The Toronto-headquartered company said its first seven drill holes tested the shallowest part of the North Zone, which started at a vertical depth of 100m.
The first six holes intersected massive sulphides, with the seventh believed to have passed between the North and South Zones. The drilling extended the vertical limit of the known mineralisation a further 50m to 120-170m, which is still short of historical drilling by Exxon Minerals which reported mineralisation to depths of 300m.
Among the highlight intercepts of the new programme were 4.6m at 6.9% copper-equivalent, 13.5m at 2.9% Cu-eq, 2.4m at 9.2% Cu-eq, and 2.7m at 5.4% Cu-eq. Several intercepts also returned high-grade gold between 1-6.34g/t gold and trace to 340g/t silver.
The massive sulphides consist of primary copper mineralisation in chalcopyrite, with smaller amounts of zinc in sphalerite.
The company last month drilled a further hole into the South Zone, which intersected about 6m of semi-massive to massive sulphide mineralisation. Assay results are pending.
CEO Marc Pais said the team was encouraged to see the initial holes of the phase-one programme had encountered grades, widths and mineralisation "very similar" to those reported by previous operators.
"We are especially pleased to see the proportion of gold and silver content in the assays reported. To date we have tested only the shallowest part of the North Zone and one portion of the South Zone. We look forward to continued testing of the extents of mineralisation on strike and at depth, as soon as it is safe to resume drilling," he said.
Exxon Minerals determined proven and probable reserves of 6.4 million tons grading 2.2% copper, 2.8g/t gold, 3.03% zinc and 55g/t silver in 1982.
The Kay mine is a steeply dipping VMS deposit that has been traced from a depth of 150m to at least 900m. It is open for expansion on strike and at depth, according to Arizona Metals.

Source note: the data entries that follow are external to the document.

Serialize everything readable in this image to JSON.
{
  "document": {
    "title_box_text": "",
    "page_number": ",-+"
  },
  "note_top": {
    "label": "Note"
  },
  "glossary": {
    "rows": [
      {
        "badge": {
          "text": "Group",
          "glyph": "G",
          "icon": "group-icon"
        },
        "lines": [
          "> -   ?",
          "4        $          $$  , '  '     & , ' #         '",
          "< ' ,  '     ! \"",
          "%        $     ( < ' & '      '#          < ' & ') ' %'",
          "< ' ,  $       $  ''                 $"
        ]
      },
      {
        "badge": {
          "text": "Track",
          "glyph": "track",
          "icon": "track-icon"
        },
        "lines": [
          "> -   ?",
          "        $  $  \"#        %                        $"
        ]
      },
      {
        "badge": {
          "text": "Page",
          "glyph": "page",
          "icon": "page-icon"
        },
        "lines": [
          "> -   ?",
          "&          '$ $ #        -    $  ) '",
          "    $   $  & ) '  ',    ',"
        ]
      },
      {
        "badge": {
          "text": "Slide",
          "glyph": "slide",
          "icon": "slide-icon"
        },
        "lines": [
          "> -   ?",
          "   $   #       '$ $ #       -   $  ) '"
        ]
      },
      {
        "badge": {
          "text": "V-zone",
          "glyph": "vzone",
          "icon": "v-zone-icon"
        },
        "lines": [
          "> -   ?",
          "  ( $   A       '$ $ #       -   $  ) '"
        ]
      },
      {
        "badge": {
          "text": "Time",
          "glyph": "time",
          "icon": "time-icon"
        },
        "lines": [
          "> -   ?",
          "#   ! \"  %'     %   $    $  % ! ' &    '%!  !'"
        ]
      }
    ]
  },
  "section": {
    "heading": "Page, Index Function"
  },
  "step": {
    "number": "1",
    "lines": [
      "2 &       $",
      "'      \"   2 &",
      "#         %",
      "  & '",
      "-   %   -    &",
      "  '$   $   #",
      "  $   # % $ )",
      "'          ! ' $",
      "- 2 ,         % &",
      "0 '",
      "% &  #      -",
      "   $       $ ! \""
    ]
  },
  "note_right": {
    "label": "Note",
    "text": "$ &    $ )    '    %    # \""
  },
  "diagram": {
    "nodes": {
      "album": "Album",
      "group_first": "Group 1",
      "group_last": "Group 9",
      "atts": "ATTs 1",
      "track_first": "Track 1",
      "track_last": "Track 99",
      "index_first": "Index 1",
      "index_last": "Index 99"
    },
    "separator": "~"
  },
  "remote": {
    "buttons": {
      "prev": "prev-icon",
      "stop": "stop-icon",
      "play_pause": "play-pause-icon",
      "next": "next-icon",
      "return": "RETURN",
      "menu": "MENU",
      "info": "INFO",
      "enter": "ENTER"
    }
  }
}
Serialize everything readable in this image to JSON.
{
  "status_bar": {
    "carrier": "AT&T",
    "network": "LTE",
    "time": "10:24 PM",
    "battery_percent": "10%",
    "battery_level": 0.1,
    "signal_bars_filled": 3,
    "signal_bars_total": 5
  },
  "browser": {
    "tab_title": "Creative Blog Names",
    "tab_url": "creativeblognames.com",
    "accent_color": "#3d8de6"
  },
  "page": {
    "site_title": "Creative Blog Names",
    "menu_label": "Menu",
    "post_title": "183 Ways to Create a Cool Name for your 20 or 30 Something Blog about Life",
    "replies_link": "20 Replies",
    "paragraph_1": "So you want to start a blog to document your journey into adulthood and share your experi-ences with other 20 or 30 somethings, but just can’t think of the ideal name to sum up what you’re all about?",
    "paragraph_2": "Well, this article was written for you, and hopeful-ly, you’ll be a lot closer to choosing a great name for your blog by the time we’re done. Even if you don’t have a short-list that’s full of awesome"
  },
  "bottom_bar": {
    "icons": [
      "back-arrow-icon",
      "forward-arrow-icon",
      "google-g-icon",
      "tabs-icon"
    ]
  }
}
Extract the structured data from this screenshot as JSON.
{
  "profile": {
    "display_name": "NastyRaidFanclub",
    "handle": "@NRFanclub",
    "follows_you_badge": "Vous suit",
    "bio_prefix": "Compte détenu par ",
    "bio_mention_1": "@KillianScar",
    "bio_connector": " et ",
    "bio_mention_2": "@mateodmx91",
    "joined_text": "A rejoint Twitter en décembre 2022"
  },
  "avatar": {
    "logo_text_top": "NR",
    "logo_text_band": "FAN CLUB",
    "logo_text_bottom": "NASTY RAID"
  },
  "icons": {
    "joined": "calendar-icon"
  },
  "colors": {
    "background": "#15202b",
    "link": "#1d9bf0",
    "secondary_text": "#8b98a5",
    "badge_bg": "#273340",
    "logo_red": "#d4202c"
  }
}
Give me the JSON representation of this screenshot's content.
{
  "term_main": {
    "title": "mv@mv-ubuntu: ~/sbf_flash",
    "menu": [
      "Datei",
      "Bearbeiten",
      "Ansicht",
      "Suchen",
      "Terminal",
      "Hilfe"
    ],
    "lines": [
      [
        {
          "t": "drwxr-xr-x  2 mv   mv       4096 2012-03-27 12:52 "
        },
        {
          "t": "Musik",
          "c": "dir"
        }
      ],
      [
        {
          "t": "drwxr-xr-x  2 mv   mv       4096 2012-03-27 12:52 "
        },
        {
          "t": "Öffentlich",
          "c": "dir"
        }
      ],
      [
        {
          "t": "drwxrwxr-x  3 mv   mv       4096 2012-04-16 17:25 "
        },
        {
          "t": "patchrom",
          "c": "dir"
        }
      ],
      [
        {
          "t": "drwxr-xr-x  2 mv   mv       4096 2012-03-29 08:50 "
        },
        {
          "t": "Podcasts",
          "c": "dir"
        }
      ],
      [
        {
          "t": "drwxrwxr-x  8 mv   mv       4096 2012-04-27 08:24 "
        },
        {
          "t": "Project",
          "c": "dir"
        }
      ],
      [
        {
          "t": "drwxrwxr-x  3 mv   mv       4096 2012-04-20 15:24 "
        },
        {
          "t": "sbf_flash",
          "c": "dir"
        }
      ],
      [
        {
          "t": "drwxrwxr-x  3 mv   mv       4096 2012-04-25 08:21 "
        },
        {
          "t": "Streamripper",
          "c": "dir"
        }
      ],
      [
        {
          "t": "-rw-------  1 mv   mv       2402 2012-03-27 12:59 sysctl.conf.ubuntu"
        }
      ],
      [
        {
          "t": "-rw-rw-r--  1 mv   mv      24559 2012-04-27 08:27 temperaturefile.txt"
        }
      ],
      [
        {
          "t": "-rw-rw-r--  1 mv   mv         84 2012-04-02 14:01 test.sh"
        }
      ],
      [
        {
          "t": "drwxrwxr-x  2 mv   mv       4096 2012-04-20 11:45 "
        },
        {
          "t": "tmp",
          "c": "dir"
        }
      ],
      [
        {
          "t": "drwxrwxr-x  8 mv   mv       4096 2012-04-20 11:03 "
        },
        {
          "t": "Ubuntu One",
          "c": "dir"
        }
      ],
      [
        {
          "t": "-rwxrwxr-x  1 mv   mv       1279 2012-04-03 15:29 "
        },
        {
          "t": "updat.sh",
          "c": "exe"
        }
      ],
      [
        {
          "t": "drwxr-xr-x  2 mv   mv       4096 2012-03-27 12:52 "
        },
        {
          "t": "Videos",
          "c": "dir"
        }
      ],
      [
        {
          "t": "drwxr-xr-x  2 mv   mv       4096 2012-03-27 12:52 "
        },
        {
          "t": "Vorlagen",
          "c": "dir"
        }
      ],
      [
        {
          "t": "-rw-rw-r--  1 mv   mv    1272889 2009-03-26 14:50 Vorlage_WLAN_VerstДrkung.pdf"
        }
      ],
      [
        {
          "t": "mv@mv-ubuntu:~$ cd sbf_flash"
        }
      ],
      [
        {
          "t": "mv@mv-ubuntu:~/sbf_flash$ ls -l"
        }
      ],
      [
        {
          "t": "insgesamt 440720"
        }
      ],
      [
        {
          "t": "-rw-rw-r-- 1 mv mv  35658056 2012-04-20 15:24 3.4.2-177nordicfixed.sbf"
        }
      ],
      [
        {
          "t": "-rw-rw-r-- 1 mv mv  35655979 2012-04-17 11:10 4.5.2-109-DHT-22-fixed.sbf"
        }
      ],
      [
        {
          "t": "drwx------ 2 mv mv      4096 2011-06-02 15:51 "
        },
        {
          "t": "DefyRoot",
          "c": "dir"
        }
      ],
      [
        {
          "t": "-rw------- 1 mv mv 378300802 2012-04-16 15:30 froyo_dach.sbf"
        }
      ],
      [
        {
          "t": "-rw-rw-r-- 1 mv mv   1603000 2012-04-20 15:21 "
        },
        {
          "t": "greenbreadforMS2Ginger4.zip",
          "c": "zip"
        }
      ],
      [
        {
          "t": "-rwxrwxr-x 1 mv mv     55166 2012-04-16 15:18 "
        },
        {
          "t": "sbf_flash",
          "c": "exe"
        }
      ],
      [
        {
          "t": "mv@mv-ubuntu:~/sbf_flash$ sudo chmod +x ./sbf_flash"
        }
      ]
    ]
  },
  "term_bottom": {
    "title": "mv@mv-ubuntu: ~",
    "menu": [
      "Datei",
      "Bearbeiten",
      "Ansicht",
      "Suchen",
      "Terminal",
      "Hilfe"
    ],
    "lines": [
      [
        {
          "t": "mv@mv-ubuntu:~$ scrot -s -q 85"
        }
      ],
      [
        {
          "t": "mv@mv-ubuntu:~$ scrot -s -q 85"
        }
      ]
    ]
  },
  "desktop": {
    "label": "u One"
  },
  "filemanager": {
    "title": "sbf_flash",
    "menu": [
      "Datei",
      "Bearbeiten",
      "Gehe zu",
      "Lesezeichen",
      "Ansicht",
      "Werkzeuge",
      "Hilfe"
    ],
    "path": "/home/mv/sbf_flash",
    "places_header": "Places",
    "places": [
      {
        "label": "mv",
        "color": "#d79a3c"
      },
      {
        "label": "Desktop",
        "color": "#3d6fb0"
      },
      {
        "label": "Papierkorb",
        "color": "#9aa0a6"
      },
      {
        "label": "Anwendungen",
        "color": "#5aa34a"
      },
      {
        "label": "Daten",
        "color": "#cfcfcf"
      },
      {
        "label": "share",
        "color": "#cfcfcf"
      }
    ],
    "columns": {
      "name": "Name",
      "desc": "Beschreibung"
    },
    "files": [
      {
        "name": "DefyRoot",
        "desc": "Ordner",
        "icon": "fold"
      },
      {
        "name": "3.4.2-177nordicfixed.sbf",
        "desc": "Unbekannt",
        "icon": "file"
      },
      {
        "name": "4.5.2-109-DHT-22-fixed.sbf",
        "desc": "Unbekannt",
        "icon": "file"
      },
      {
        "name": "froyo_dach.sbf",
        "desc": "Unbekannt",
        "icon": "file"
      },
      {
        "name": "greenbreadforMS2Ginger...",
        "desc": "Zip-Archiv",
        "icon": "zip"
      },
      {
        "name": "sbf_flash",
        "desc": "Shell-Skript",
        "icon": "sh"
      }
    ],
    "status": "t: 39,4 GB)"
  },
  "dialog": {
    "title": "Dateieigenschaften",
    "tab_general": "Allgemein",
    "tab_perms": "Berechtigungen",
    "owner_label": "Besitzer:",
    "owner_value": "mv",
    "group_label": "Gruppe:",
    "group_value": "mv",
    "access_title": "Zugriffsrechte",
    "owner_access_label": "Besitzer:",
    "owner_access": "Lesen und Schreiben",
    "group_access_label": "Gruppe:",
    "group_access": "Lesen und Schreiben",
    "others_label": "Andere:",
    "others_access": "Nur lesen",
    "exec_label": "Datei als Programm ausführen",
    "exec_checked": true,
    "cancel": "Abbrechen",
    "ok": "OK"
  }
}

Shares in the company (AMC:TSXV) fell more than 15% on Wednesday to C38c, which capitalises it at $21 million (US$15 million).